§ **TASK INSTRUCTIONS**:
Print out every record below, exactly as written.

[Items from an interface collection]
------------------------

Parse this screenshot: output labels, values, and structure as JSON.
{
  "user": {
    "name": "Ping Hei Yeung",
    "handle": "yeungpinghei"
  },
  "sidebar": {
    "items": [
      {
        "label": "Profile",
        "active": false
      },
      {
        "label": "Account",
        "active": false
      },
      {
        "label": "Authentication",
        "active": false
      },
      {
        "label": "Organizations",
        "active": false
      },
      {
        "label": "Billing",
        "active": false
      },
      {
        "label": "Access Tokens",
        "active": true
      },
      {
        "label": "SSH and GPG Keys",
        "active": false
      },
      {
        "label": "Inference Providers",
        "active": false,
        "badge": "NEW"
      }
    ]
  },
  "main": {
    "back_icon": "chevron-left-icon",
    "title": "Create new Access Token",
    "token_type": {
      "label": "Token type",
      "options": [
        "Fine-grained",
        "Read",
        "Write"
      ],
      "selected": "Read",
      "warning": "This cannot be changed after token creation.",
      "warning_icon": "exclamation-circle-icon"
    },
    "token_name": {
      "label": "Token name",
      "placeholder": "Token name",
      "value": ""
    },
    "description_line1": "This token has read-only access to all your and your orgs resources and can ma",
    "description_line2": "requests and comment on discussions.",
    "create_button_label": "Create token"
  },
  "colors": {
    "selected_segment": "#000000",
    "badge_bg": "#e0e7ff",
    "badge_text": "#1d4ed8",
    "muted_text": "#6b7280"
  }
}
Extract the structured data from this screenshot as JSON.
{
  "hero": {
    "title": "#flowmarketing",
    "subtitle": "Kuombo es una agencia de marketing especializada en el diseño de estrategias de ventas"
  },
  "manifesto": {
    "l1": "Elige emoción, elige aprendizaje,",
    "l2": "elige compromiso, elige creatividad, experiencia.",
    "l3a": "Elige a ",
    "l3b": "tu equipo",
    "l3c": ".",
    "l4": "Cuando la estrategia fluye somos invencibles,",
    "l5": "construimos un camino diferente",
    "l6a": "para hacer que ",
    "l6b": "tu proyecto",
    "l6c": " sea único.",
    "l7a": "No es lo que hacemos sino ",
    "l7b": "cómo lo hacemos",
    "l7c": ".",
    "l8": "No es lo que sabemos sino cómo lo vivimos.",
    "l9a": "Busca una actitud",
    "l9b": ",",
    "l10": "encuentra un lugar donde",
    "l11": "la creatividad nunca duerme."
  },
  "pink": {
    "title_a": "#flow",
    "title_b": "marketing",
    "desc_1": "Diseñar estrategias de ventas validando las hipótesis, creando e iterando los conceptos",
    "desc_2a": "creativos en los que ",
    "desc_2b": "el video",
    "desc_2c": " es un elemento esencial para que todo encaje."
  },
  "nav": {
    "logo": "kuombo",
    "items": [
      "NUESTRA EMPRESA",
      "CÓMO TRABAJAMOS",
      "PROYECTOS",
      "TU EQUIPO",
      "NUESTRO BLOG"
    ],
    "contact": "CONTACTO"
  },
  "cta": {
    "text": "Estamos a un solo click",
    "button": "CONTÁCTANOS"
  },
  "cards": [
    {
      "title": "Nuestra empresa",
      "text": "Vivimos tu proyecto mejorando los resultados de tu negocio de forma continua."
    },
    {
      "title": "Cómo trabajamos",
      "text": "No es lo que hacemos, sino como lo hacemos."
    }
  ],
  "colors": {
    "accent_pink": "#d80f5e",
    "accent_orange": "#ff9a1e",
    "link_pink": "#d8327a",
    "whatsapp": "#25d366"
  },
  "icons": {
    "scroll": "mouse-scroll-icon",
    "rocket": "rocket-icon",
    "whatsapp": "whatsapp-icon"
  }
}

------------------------

§ **RESULT FOR THIS EXERCISE**:
Parse this screenshot: output labels, values, and structure as JSON.
{
  "user": {
    "name": "Ping Hei Yeung",
    "handle": "yeungpinghei"
  },
  "sidebar": {
    "items": [
      {
        "label": "Profile",
        "active": false
      },
      {
        "label": "Account",
        "active": false
      },
      {
        "label": "Authentication",
        "active": false
      },
      {
        "label": "Organizations",
        "active": false
      },
      {
        "label": "Billing",
        "active": false
      },
      {
        "label": "Access Tokens",
        "active": true
      },
      {
        "label": "SSH and GPG Keys",
        "active": false
      },
      {
        "label": "Inference Providers",
        "active": false,
        "badge": "NEW"
      }
    ]
  },
  "main": {
    "back_icon": "chevron-left-icon",
    "title": "Create new Access Token",
    "token_type": {
      "label": "Token type",
      "options": [
        "Fine-grained",
        "Read",
        "Write"
      ],
      "selected": "Read",
      "warning": "This cannot be changed after token creation.",
      "warning_icon": "exclamation-circle-icon"
    },
    "token_name": {
      "label": "Token name",
      "placeholder": "Token name",
      "value": ""
    },
    "description_line1": "This token has read-only access to all your and your orgs resources and can ma",
    "description_line2": "requests and comment on discussions.",
    "create_button_label": "Create token"
  },
  "colors": {
    "selected_segment": "#000000",
    "badge_bg": "#e0e7ff",
    "badge_text": "#1d4ed8",
    "muted_text": "#6b7280"
  }
}
Extract the structured data from this screenshot as JSON.
{
  "hero": {
    "title": "#flowmarketing",
    "subtitle": "Kuombo es una agencia de marketing especializada en el diseño de estrategias de ventas"
  },
  "manifesto": {
    "l1": "Elige emoción, elige aprendizaje,",
    "l2": "elige compromiso, elige creatividad, experiencia.",
    "l3a": "Elige a ",
    "l3b": "tu equipo",
    "l3c": ".",
    "l4": "Cuando la estrategia fluye somos invencibles,",
    "l5": "construimos un camino diferente",
    "l6a": "para hacer que ",
    "l6b": "tu proyecto",
    "l6c": " sea único.",
    "l7a": "No es lo que hacemos sino ",
    "l7b": "cómo lo hacemos",
    "l7c": ".",
    "l8": "No es lo que sabemos sino cómo lo vivimos.",
    "l9a": "Busca una actitud",
    "l9b": ",",
    "l10": "encuentra un lugar donde",
    "l11": "la creatividad nunca duerme."
  },
  "pink": {
    "title_a": "#flow",
    "title_b": "marketing",
    "desc_1": "Diseñar estrategias de ventas validando las hipótesis, creando e iterando los conceptos",
    "desc_2a": "creativos en los que ",
    "desc_2b": "el video",
    "desc_2c": " es un elemento esencial para que todo encaje."
  },
  "nav": {
    "logo": "kuombo",
    "items": [
      "NUESTRA EMPRESA",
      "CÓMO TRABAJAMOS",
      "PROYECTOS",
      "TU EQUIPO",
      "NUESTRO BLOG"
    ],
    "contact": "CONTACTO"
  },
  "cta": {
    "text": "Estamos a un solo click",
    "button": "CONTÁCTANOS"
  },
  "cards": [
    {
      "title": "Nuestra empresa",
      "text": "Vivimos tu proyecto mejorando los resultados de tu negocio de forma continua."
    },
    {
      "title": "Cómo trabajamos",
      "text": "No es lo que hacemos, sino como lo hacemos."
    }
  ],
  "colors": {
    "accent_pink": "#d80f5e",
    "accent_orange": "#ff9a1e",
    "link_pink": "#d8327a",
    "whatsapp": "#25d366"
  },
  "icons": {
    "scroll": "mouse-scroll-icon",
    "rocket": "rocket-icon",
    "whatsapp": "whatsapp-icon"
  }
}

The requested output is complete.